I haven’t spoken much about my spiritual encounters that I guess began as early as when I was 8 years old. I would have strange dreams of the future and see ghostly figures come to my room at night. It was not the normal nightmares of children because with most of these I was fully awake. They didn’t frighten me just disturbed me. For the next few years I got used to nightly visitors to my room. But by the time I was twelve, they suddenly stopped. Now before you think I am crazy, let me interject that my childhood development sat the stage for my later spiritual maturity.
This is Part 4 of a series. Part 1 can be found at –
These are only reflections and I must get back to the task at hand. My mother was a strong and wise woman, Alice Mae Golphin. Although we spent all day on Sunday at church, most Sundays it was at least three services, she allowed my brother and I to go the movies on Saturday, even though it was against church rules. My dad had long since moved out and was living at a parsonage at his church. We only got to see him one weekend a month at his church which we visited and was now an “Apostolic” church also. By the time I was twelve, it seemed like all the young people had disappeared from my Mom’s church and my brother and I started going to my Dad’s church every weekend.
School was hell for me. I didn’t fit in with the school gangs and I was constantly in fights. I was constantly teased for my handwriting and the way I dressed. You see, we were very poor and my mom brought us second hand clothes from the Veteran warehouse to wear to school. In elementary school, I was left handed and was talented in art and numbers. I taught myself to write right handed to fit in and studied martial arts to protect myself. I didn’t make many friends but no one pushed me around.

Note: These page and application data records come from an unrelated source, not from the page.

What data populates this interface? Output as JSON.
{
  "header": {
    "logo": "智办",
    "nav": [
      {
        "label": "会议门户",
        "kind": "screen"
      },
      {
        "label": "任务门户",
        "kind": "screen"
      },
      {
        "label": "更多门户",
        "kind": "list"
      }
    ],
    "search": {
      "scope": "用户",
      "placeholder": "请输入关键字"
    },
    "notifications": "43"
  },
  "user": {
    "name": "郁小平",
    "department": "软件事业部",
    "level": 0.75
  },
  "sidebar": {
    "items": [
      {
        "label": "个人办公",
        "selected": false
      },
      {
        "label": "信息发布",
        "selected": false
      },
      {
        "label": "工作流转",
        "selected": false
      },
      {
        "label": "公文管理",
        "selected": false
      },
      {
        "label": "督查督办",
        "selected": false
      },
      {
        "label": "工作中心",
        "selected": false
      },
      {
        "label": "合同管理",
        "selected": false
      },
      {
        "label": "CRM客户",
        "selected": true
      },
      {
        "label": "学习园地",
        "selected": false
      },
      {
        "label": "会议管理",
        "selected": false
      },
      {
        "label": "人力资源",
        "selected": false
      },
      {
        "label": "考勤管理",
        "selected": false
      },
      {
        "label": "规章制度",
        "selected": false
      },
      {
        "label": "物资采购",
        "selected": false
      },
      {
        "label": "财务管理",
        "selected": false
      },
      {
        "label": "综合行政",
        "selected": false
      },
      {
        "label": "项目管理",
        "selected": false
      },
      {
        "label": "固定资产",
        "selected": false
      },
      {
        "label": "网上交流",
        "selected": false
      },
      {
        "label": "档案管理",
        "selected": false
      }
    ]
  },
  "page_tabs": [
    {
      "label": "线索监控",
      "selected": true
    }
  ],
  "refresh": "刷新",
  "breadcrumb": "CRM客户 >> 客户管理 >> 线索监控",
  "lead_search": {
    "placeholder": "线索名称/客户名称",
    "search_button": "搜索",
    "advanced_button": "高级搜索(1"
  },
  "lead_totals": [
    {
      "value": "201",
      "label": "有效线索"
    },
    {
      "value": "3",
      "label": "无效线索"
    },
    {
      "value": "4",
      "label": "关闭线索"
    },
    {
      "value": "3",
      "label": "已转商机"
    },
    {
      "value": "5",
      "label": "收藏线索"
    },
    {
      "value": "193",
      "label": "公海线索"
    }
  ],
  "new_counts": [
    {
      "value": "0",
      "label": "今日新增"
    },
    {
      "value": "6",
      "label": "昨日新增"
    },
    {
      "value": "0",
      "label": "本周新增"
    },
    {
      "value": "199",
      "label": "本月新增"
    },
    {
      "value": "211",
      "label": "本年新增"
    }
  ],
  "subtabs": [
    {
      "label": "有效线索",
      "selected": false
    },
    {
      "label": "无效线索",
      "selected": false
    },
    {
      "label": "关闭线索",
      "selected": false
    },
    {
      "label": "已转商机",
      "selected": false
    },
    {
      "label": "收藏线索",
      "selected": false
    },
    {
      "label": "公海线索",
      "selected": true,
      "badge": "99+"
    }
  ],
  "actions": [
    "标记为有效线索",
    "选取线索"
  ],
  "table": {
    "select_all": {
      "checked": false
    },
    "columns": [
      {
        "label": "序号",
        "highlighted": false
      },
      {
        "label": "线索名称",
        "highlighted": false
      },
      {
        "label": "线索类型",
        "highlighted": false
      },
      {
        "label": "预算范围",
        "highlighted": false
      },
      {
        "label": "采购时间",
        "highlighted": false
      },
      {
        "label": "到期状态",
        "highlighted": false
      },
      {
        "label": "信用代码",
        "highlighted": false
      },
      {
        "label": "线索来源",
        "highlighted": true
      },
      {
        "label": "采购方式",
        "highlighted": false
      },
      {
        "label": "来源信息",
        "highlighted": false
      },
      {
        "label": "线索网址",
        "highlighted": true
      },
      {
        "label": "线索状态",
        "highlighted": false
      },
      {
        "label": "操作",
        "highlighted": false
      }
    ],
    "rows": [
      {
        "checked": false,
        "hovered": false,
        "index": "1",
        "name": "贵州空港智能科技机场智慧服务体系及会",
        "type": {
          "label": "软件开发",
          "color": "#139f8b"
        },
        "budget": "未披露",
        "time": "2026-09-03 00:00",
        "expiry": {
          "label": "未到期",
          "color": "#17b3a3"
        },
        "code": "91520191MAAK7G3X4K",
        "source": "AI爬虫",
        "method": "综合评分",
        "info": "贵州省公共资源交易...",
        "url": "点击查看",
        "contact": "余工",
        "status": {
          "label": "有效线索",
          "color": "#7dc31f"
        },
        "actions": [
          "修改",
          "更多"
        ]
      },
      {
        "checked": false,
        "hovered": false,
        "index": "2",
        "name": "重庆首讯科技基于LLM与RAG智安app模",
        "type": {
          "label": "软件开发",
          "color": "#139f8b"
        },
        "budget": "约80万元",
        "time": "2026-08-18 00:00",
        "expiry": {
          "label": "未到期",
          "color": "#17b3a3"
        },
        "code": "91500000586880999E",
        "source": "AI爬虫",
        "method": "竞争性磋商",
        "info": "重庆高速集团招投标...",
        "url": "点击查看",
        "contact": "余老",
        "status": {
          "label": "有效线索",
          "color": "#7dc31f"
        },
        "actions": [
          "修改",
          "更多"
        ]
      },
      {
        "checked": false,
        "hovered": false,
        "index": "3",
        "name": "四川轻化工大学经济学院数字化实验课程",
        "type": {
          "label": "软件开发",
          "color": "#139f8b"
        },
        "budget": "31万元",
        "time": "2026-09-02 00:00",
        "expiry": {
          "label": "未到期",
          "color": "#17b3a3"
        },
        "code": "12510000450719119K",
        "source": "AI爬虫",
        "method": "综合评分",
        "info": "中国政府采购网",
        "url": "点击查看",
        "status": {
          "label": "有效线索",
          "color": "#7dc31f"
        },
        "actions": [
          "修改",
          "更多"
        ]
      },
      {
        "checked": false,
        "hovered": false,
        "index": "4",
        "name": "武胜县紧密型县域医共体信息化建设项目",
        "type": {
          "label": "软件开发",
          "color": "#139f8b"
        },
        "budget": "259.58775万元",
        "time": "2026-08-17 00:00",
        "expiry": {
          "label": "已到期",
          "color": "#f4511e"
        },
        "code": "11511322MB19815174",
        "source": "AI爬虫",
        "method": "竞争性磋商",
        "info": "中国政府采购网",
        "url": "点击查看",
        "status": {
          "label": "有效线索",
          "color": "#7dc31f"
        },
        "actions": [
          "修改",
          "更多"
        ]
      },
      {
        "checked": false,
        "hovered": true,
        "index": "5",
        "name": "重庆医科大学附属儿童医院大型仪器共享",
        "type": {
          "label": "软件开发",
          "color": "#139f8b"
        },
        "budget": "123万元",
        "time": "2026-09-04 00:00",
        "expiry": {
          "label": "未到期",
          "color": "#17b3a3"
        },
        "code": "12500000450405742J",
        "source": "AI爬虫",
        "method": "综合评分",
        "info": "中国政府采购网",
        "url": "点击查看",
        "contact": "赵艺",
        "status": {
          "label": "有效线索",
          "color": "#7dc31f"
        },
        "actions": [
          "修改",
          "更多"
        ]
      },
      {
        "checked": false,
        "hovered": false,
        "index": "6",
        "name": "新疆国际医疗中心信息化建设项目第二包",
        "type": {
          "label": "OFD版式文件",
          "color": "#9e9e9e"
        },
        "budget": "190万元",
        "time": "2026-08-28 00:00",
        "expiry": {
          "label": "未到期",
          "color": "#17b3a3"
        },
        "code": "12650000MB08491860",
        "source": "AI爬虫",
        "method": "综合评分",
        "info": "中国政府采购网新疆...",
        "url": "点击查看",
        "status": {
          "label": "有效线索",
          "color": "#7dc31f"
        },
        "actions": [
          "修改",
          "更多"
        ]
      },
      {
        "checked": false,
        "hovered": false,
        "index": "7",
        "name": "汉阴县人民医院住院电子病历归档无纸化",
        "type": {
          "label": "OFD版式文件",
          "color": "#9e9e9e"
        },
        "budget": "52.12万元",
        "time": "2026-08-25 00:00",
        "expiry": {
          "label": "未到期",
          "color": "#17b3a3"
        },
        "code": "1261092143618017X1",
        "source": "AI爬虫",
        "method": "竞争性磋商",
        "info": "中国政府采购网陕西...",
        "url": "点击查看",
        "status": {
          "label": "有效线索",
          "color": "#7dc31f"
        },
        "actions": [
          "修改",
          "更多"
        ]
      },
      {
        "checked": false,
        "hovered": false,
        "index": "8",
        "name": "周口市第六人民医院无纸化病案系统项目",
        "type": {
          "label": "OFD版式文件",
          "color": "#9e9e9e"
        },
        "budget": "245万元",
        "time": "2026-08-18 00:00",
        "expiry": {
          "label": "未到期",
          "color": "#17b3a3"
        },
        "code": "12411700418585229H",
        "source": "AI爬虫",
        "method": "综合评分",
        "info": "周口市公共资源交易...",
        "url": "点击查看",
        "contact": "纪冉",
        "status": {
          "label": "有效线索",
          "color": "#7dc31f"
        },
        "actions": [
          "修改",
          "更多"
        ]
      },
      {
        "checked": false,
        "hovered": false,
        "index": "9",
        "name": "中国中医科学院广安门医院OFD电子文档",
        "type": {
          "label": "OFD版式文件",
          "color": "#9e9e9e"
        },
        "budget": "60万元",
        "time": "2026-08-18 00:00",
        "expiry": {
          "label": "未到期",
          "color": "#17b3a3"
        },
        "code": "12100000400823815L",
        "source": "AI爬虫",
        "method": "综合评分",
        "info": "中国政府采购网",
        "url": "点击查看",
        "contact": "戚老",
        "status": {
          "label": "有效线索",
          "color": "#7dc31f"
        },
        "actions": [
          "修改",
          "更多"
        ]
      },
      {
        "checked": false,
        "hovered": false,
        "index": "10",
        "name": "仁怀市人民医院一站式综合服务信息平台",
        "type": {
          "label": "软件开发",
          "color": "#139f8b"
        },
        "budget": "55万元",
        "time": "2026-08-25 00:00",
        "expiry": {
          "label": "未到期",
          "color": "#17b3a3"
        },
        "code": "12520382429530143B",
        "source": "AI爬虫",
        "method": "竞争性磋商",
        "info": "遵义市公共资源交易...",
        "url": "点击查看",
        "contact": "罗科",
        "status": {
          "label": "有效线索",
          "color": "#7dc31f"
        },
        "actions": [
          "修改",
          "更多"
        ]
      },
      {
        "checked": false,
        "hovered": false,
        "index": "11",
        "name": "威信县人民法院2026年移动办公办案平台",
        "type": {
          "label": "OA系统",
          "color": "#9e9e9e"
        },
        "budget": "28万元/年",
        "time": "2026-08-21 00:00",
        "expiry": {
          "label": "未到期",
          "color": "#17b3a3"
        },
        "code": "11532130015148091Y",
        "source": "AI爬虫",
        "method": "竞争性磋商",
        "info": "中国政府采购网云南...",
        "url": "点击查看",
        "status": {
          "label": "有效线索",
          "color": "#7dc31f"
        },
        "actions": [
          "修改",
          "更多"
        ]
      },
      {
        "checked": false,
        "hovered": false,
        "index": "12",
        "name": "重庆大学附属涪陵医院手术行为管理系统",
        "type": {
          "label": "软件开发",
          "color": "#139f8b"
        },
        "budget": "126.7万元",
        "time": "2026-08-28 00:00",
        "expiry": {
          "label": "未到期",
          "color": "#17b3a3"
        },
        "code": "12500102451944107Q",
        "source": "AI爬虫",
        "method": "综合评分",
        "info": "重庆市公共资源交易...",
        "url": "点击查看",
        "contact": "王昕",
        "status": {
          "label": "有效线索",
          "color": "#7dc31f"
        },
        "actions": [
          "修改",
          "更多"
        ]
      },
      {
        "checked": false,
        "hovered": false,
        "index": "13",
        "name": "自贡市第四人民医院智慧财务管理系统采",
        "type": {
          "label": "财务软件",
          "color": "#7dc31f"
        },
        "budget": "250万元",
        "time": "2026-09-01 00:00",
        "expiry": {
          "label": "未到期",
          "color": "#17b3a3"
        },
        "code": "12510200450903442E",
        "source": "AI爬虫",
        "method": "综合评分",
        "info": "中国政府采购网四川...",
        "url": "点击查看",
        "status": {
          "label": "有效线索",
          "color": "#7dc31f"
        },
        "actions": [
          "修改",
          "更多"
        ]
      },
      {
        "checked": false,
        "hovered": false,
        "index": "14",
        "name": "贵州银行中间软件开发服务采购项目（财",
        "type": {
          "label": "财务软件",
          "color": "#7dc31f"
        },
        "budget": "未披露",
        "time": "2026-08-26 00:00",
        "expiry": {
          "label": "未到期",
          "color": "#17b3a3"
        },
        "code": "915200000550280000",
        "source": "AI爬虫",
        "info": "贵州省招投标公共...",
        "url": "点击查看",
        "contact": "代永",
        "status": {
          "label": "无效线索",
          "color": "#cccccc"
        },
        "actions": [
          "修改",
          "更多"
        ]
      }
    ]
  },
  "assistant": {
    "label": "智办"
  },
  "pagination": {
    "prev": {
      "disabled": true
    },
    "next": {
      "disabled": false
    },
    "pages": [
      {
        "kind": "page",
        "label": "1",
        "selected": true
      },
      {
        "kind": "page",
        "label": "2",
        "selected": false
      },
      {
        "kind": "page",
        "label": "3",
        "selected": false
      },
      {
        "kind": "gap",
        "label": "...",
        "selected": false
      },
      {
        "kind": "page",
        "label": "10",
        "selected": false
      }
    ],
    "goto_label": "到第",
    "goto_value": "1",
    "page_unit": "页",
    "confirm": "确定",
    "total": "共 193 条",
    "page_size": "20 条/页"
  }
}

By the Fall of 1963, I was headed back to school with my new found religion and was being teased daily for “being saved” and called “rev” as a negative nick name because the word got around that I was preaching too. Before the school year was out I had made the decision to leave school and get a job to help support my mother. But not before my ninth grade English teacher made me learn a poem that changed my life.
This is Part 3. If you started here, you need to start at the beginning
I was raised in church, the older of two sons my parents had at the time. My dad, Bishop Milledge Golphin, now deceased, was a memorial preacher in Baltimore and was known as “the preacher’s preacher.” My mother, also deceased, sang in the choir and played the piano. My brother, Gregory and I were raised singing duets in the church. So it was not that unusual that I gravitated toward ministry early. What was unusual was how my childhood developed. My parents separated over “church experiences.”
You see in those days, my dad founded a Baptist church in 1947, having migrated from South Carolina with only a sixth grade education. He taught himself to read studying the bible and following a reader as he preached. His personal insights in the scripture were legendary. We grew up on the Westside of Baltimore and somehow, my mother and a few of her friends at my dad’s church, were attracted to an “Apostolic Church” in south Baltimore. They received the “Holy Ghost” and came back speaking in tongues in my dad’s conservative Baptist church. I vaguely remember the church meeting that voted my mother and her friends out of my dad’s church, but from then on we (my brother and I) were going to the “store front apostolic church” in south Baltimore with my mother.
This is Part 2 of My Journey. If you started here, you need to read Part 1 –